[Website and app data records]
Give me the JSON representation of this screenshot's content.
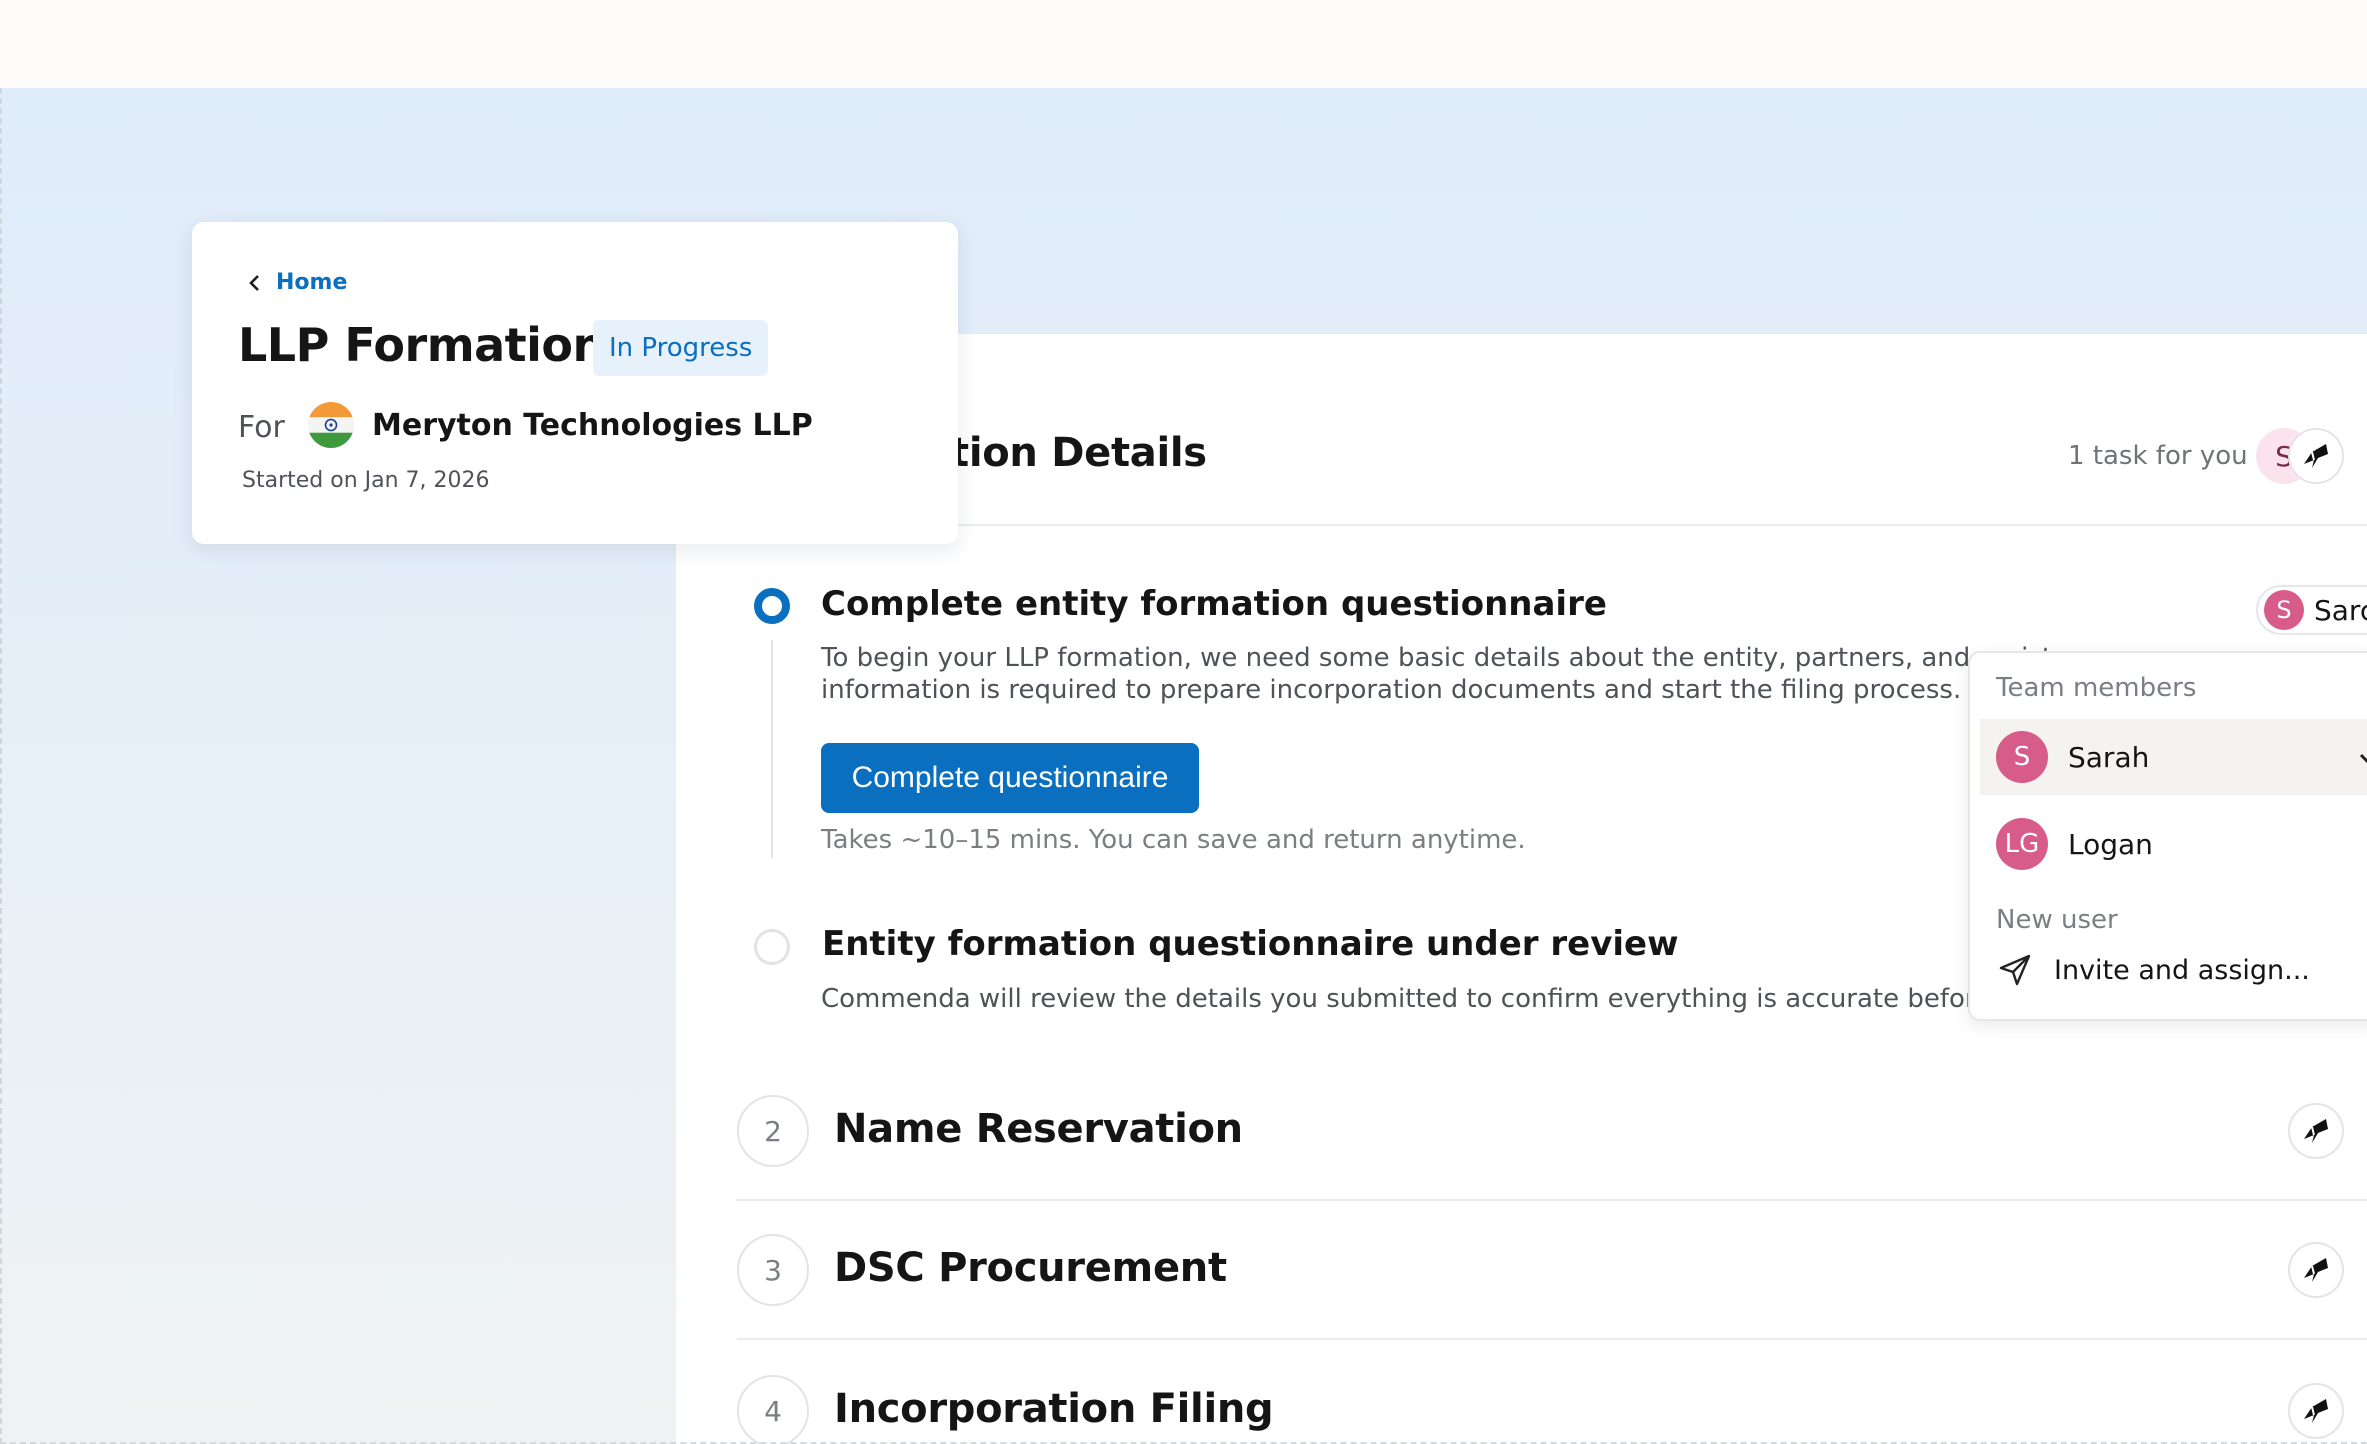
{
  "header_card": {
    "back_label": "Home",
    "title": "LLP Formation",
    "status": "In Progress",
    "for_label": "For",
    "entity_name": "Meryton Technologies LLP",
    "started": "Started on Jan 7, 2026"
  },
  "section": {
    "title_visible": "tion Details",
    "task_count": "1 task for you",
    "avatar_initial": "S"
  },
  "tasks": [
    {
      "title": "Complete entity formation questionnaire",
      "desc_line1": "To begin your LLP formation, we need some basic details about the entity, partners, and registe",
      "desc_line2": "information is required to prepare incorporation documents and start the filing process.",
      "cta": "Complete questionnaire",
      "hint": "Takes ~10–15 mins. You can save and return anytime.",
      "assignee_initial": "S",
      "assignee_name": "Sarc"
    },
    {
      "title": "Entity formation questionnaire under review",
      "desc_line1": "Commenda will review the details you submitted to confirm everything is accurate before we pr"
    }
  ],
  "dropdown": {
    "team_header": "Team members",
    "members": [
      {
        "initials": "S",
        "name": "Sarah",
        "selected": true
      },
      {
        "initials": "LG",
        "name": "Logan",
        "selected": false
      }
    ],
    "new_user_header": "New user",
    "invite_label": "Invite and assign..."
  },
  "steps": [
    {
      "number": "2",
      "title": "Name Reservation"
    },
    {
      "number": "3",
      "title": "DSC Procurement"
    },
    {
      "number": "4",
      "title": "Incorporation Filing"
    }
  ],
  "colors": {
    "primary": "#0b6fbf",
    "avatar_pink": "#d85c8a",
    "badge_bg": "#e6f1fb"
  },
  "icons": {
    "back": "chevron-left-icon",
    "assign": "assign-user-icon",
    "check": "check-icon",
    "invite": "send-icon"
  }
}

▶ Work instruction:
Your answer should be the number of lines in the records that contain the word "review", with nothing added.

▶ Response to the task:
2